Vertical Balance_ Vertical balance is identical to horizontal balance...just turn it on it's side. For instance take a look at greengrrl's Pudding layout. Imagine the layout sliced down the middle of the element and photo cluster...would you have two equal parts? Pretty close I think and what a cute layout! (Kit: Its Potty Time Girl by SPS)
Radial Balance: OK how many of you have ever watched the ripple effect...you know where you drop a droplet of water into a pot or sink and it causes ripples to radiate out from the center. Ahhh...this can happen in scrapping too! The great thing is it can work for squares and rectangles not just circles. Take a look at lnewhouse's layout IHeartU...imagine the ripple effect...pretty cool huh? Notice how your eye comes back to the center of the layout and her gorgeous photos...that is balance and emphasis working hand-in-hand. (Kit: My Sugar Pie by SPS)
Alright now we need to talk about the kinds of balance we can use.
Symmetrical: Back to geometry when something is symmetrical it means that it is the same on both sides. For example, a circle when folded in half is identical on each side of the crease. Whether the fold is top to bottom or side to side the outcome is the same...identical halves. Symmetrical balance is the same. Look at this layout by SugarPie...again imagine folding the layout...is it symmetrical? Crystal's elements are weighted similarly, and placed in balance. (Kit: Glittery Christmas by SPS)
Asymmetrical: Now the more tricky topic...asymmetrical balance. Asymmetrical means that a shape or objet is not the same on both sides. Remember those really cute dresses and skirts from a few years back...with asymmetrical or handkerchief hems...well that is the idea...they were jagged thus asymmetrical. How does one use asymmetry to achieve balance? Take a look at beckroy's layout. Notice how there is an element cluster in the upper right corner and then her main element and photo cluster. The distribution of the 'parts' of her layout adds weight to the various elements that brings the layout into balance. While the upper right cluster is smaller the distance away from the 'main' cluster and the use of whitespace helps add weight and balance. (Kit: My Love by SPS)

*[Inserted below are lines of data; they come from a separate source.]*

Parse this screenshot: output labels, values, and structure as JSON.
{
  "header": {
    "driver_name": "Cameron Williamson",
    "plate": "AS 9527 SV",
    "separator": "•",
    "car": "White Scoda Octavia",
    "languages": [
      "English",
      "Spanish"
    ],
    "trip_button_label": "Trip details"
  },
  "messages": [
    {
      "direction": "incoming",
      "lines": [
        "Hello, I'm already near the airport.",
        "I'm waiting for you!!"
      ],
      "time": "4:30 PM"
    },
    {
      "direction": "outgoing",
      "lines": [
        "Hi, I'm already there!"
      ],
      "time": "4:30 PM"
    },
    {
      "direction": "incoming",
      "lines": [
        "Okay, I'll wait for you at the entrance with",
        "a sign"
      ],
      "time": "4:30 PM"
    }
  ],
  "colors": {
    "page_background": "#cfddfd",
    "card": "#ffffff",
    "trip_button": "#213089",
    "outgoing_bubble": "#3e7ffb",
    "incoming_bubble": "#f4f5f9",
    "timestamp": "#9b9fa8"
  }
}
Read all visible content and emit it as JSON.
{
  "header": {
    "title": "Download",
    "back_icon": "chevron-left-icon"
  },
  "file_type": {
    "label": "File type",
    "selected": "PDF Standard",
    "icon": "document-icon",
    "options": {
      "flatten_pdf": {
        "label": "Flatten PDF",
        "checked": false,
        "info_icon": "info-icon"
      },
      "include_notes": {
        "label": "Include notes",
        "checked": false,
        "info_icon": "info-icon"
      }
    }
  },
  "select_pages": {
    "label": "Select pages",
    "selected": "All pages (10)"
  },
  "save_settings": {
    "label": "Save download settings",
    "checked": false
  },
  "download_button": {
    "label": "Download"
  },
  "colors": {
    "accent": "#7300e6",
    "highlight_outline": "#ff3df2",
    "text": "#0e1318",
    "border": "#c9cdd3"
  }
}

I hope you are able to take the information in this post and apply it to your layouts. Until next time...happy scrapping. Be sure to check in often as I continue this series...next up alignment.